Duff previously spoke about his desire to return to Ireland last year at a promotional event for Heart Children Ireland, a charity with which he has worked as an ambassador (his own son Woody was born with a small hole in his heart) and he insists that is still his intention even if his route back to Dublin involves a bit of a detour.
“Everybody knows I want to go back and play in Ireland,” he says, “but whether that’s this summer I don’t know. My body feels good so I’d like to do a year or two elsewhere first.”
The former Chelsea star, who made the last of his 18 appearances this season in early February in the FA Cup against Sheffield United, is hopeful that his current club can manage to avoid relegation after winning three of their last five league games.
“Saturday (when they beat Norwich) was massive and I think we have a big chance at this stage after the last week and the two results (they also beat Newcastle and Aston Villa). The place is buzzing, that’s what it’s like at football clubs when you get results.”

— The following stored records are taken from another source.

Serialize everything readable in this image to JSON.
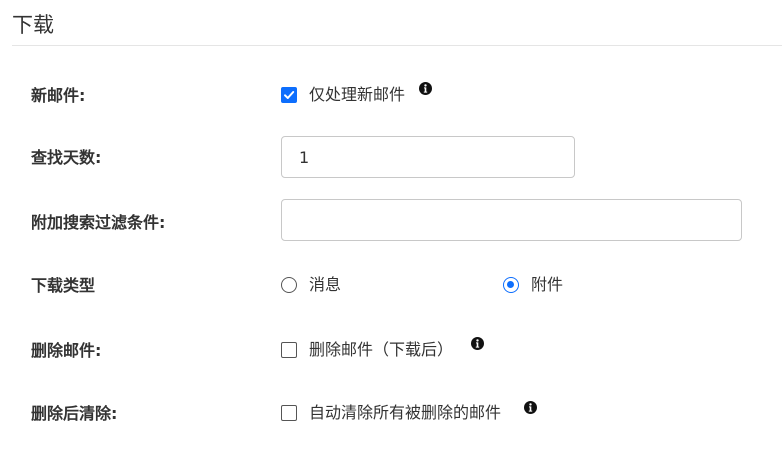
{
  "section": {
    "title": "下载"
  },
  "fields": {
    "new_mail": {
      "label": "新邮件:",
      "checkbox_label": "仅处理新邮件",
      "checked": true,
      "info_icon": "info-icon"
    },
    "search_days": {
      "label": "查找天数:",
      "value": "1"
    },
    "extra_filter": {
      "label": "附加搜索过滤条件:",
      "value": ""
    },
    "download_type": {
      "label": "下载类型",
      "options": [
        "消息",
        "附件"
      ],
      "selected": "附件"
    },
    "delete_mail": {
      "label": "删除邮件:",
      "checkbox_label": "删除邮件（下载后）",
      "checked": false,
      "info_icon": "info-icon"
    },
    "purge_after_delete": {
      "label": "删除后清除:",
      "checkbox_label": "自动清除所有被删除的邮件",
      "checked": false,
      "info_icon": "info-icon"
    }
  },
  "colors": {
    "accent": "#0d6efd",
    "text": "#333333",
    "border": "#c8c8c8"
  }
}
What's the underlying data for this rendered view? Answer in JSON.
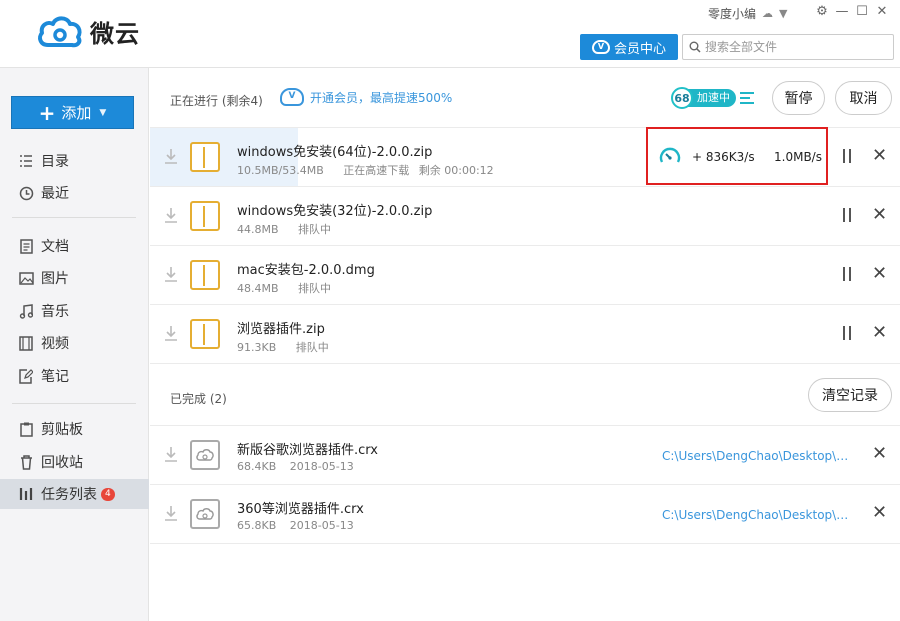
{
  "app": {
    "name": "微云"
  },
  "header": {
    "user_name": "零度小编",
    "vip_button": "会员中心",
    "search_placeholder": "搜索全部文件"
  },
  "sidebar": {
    "add_label": "添加",
    "items": [
      {
        "label": "目录",
        "icon": "folder-tree-icon"
      },
      {
        "label": "最近",
        "icon": "clock-icon"
      },
      {
        "label": "文档",
        "icon": "document-icon"
      },
      {
        "label": "图片",
        "icon": "image-icon"
      },
      {
        "label": "音乐",
        "icon": "music-icon"
      },
      {
        "label": "视频",
        "icon": "video-icon"
      },
      {
        "label": "笔记",
        "icon": "note-icon"
      },
      {
        "label": "剪贴板",
        "icon": "clipboard-icon"
      },
      {
        "label": "回收站",
        "icon": "trash-icon"
      },
      {
        "label": "任务列表",
        "icon": "task-list-icon",
        "badge": "4",
        "active": true
      }
    ]
  },
  "in_progress": {
    "title": "正在进行 (剩余4)",
    "vip_promo": "开通会员，最高提速500%",
    "accel_level": "68",
    "accel_label": "加速中",
    "pause_all": "暂停",
    "cancel_all": "取消",
    "tasks": [
      {
        "name": "windows免安装(64位)-2.0.0.zip",
        "size": "10.5MB/53.4MB",
        "status": "正在高速下载",
        "remaining": "剩余 00:00:12",
        "speed_boost": "+ 836K3/s",
        "speed": "1.0MB/s",
        "progress": 0.197
      },
      {
        "name": "windows免安装(32位)-2.0.0.zip",
        "size": "44.8MB",
        "status": "排队中"
      },
      {
        "name": "mac安装包-2.0.0.dmg",
        "size": "48.4MB",
        "status": "排队中"
      },
      {
        "name": "浏览器插件.zip",
        "size": "91.3KB",
        "status": "排队中"
      }
    ]
  },
  "completed": {
    "title": "已完成 (2)",
    "clear_button": "清空记录",
    "tasks": [
      {
        "name": "新版谷歌浏览器插件.crx",
        "size": "68.4KB",
        "date": "2018-05-13",
        "path": "C:\\Users\\DengChao\\Desktop\\高速..."
      },
      {
        "name": "360等浏览器插件.crx",
        "size": "65.8KB",
        "date": "2018-05-13",
        "path": "C:\\Users\\DengChao\\Desktop\\高速..."
      }
    ]
  },
  "colors": {
    "accent": "#1d8ad9",
    "highlight_box": "#e02020",
    "zip_icon": "#e5ae32"
  }
}
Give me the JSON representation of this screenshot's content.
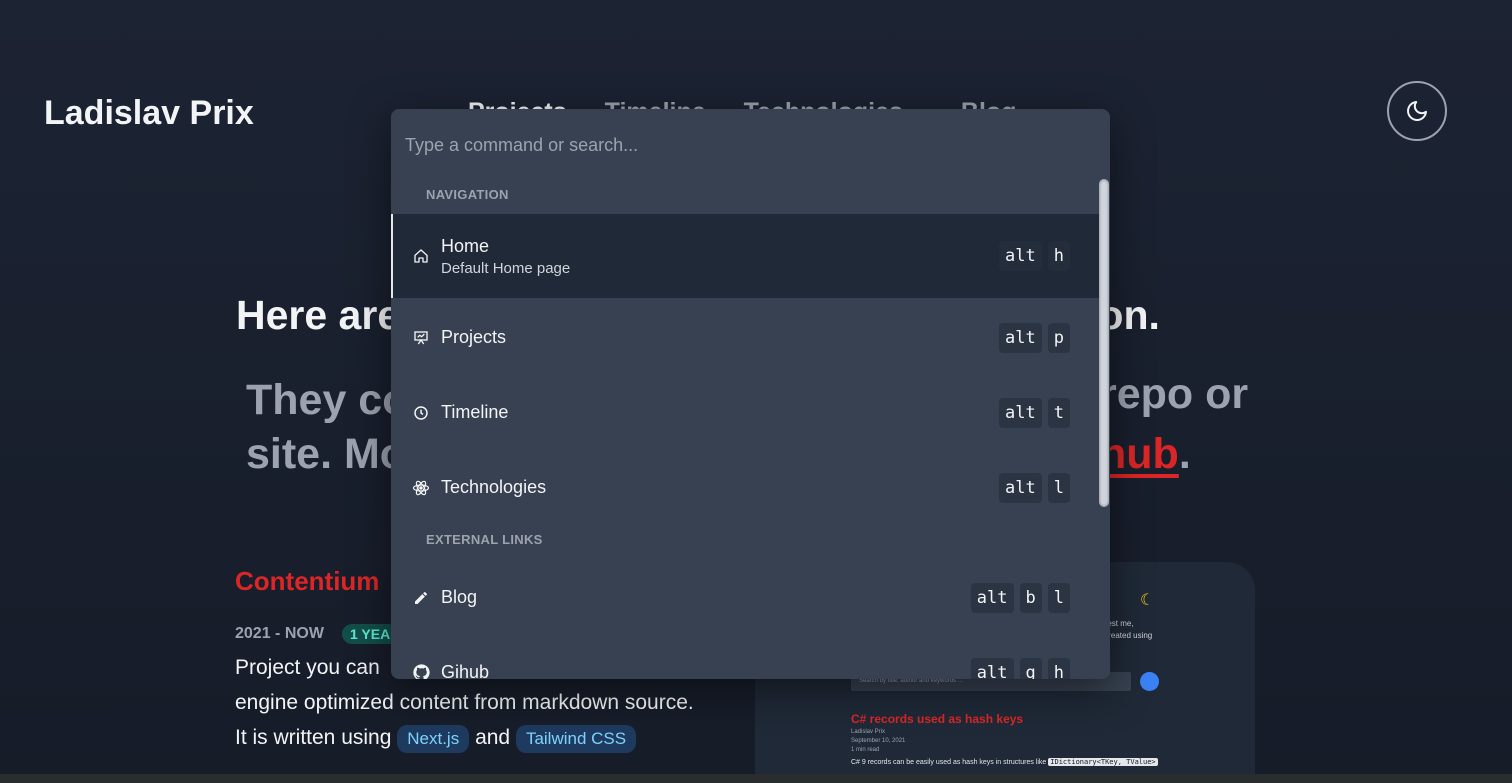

He believes his old club may lose out to Liverpool in the title race but that they are capable of springing a surprise and winning the Champions League if only because of Josè Mourinho, who he describes as the “best coach I ever worked with”.
“Just because he’s there I don’t think you can rule them out,” he says of the Stamford Bridge club where he spent three successful seasons. “The striker situation is worse than ever for me and he’s got them up there challenging and that for me is just down to him.
“Maybe the league might be a bit of a push; I think Liverpool just look like they’re steamrolling teams but the Champions League? I wouldn’t be surprised.”
Fulham winger Damien Duff insists he’s got no plans to retire despite being ruled out for the rest of the season with a knee injury.
The 35-year-old is out of contract at the end of the campaign and has yet to be offered a new deal at Craven Cottage.
But the former Chelsea man, who wants to end his playing days back in Ireland, says he wants to plough on.
He said: “I’m not planning on hanging up my boots any time soon. I think there’s an awful lot more left in the tank.”
Duff is recovering from a knee operation after getting crocked in training at the beginning of February.
And the Irishman has been a frustrated spectator from the sidelines as the Cottagers edge closer to the drop.
“I got injured about six weeks ago now,” he said.
“I was given four days off but, being an honest pro, I went in and trained on my own and ended up injuring my knee that puts me out until the end of the season, which is unfortunate, especially with all these important games coming up.
“It’s not great. I would like to be out there helping the lads.”
Duff has made more than 150 appearances for Fulham since his move from Newcastle United in 2009.
He added: “It’s been a brilliant club to me for the past five years, so it’s heartbreaking to see the way it’s gone this season. Nothing’s gone right, on or off the pitch, but we’ve still got the games to put it right.”